I rolled over to one side and gently drew the bright blue curtains to quietly reveal the soft glow of a pink and purple sunrise. I found my camera and snapped a photo, and in that moment I just knew that it was finally okay to let go of everything I’d experienced in the last few years and move forward. I’m not sure why there, why that moment, and why Thailand, but for whatever reason, internally I took a breath and made the first movement forward. I thought of Dan and felt very warm and comfortable and that’s when I knew that even though the future is a bit amorphous, things were going to be okay.
And so, if I hadn’t had the opportunity for so much dedicated self-time, I might not have been able pull all the pieces together and reach said conclusions.
Furthermore, being in a place like Thailand, once you’ve lived in a place like the U.S., just reminds you of the things you take for granted. For example:
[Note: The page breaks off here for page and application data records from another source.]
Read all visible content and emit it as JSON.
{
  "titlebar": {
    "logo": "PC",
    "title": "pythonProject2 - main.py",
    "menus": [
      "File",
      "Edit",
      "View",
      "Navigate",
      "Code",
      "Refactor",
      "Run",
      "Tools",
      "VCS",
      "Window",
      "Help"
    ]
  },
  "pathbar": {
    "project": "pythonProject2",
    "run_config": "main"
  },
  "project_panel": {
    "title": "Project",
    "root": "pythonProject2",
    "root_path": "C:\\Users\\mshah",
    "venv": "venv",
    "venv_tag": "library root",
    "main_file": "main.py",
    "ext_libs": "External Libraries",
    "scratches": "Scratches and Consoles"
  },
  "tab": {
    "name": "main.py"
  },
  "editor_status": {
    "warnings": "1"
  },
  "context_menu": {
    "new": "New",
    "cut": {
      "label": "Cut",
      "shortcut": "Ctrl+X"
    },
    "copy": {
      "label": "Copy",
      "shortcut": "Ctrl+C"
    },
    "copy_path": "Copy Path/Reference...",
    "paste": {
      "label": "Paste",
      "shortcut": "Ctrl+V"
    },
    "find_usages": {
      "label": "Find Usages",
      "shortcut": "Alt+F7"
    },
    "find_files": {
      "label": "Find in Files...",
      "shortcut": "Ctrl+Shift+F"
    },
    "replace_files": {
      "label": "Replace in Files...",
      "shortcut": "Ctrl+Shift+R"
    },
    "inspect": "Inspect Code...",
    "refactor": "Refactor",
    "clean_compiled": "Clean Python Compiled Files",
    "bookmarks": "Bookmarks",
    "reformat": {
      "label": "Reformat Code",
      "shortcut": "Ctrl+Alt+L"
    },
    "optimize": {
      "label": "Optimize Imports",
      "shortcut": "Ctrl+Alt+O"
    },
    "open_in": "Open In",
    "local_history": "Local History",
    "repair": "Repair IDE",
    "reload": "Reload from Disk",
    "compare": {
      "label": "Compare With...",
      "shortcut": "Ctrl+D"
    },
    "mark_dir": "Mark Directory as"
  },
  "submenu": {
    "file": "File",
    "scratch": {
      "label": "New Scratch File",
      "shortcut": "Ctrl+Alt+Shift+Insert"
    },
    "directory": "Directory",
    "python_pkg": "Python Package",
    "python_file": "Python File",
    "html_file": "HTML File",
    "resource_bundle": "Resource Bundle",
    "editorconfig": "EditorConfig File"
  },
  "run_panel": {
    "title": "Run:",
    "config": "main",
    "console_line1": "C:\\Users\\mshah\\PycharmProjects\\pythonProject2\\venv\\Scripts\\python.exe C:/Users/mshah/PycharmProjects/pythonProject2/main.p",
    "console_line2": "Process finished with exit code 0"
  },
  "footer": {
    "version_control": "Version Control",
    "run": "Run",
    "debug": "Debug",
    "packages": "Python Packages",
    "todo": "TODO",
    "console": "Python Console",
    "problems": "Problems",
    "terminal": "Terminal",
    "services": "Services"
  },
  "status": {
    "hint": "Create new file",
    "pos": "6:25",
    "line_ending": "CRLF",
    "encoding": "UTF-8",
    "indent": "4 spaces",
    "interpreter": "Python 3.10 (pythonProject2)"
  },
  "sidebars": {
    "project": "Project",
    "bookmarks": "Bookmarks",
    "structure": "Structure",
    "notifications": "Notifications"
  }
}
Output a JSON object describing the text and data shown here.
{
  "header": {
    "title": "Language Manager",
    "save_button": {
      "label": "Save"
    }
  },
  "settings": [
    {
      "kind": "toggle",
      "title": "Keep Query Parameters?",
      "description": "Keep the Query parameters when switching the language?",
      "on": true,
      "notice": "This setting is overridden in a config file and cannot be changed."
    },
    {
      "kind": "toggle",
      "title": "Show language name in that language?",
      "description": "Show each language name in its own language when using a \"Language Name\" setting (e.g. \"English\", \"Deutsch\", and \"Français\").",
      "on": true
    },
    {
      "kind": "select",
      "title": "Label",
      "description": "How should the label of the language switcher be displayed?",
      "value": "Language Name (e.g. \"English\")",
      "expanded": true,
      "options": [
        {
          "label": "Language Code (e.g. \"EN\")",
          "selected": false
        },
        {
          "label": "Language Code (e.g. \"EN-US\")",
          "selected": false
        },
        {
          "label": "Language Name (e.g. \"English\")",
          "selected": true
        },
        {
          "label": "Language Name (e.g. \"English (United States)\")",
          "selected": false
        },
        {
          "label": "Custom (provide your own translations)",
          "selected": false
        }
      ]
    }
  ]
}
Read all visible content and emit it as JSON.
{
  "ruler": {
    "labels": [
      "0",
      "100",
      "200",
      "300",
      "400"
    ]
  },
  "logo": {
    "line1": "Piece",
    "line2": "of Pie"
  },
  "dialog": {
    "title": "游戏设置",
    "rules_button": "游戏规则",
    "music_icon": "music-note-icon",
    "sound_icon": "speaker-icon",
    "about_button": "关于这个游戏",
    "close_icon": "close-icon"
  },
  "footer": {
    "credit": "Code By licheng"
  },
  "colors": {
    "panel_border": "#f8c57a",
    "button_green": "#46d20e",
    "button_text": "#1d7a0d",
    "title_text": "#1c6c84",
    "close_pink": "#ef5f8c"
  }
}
- Western-style plumbing (you might laugh at this, but I seriously did not enjoy pit toilets, the lack of free toilet paper in public bathrooms, or outdoor showers – though the showers were significantly less offensive to me than the toilet situation)
- Emergency response (we sat in Bangkok traffic on the way to the train station and an ambulance had moved approximately 1/8 of a mile in 30 minutes – I sure hope the person who called in was okay)
- Education (while Thai’s can attend public schools housed in monasteries, they are certainly less able to educate kids with the aid of technology and cutting edge resources)
- Climate (while I’m not a fan of Texas’ hot summers, it sure beats having to constantly apply sunscreen and mosquito repellent on threat of Malaria or Dengue fever)
- Safety (I can walk my neighborhood for hours without fear of pick pocketing, mugging, or unwanted attention; I can also drive without having to wonder whether a Tuk Tuk or Moped will pop out of nowhere)
- Freedom (Thai’s deeply revere their monarchy, and while I respect that, I also appreciate my ability to speak freely about our government without fear)
- Food/Hygiene (while I LOVED the Thai food we ate on our trip, I was sad not to be able to eat raw produce or have cold drinks with ice)
Anyway…so that was Thailand through my eyes.
Have you ever been to Southeast Asia? If so, I’d love to hear your stories. And if you’ve never visited, I highly, highly recommend it.
Thanks for reading.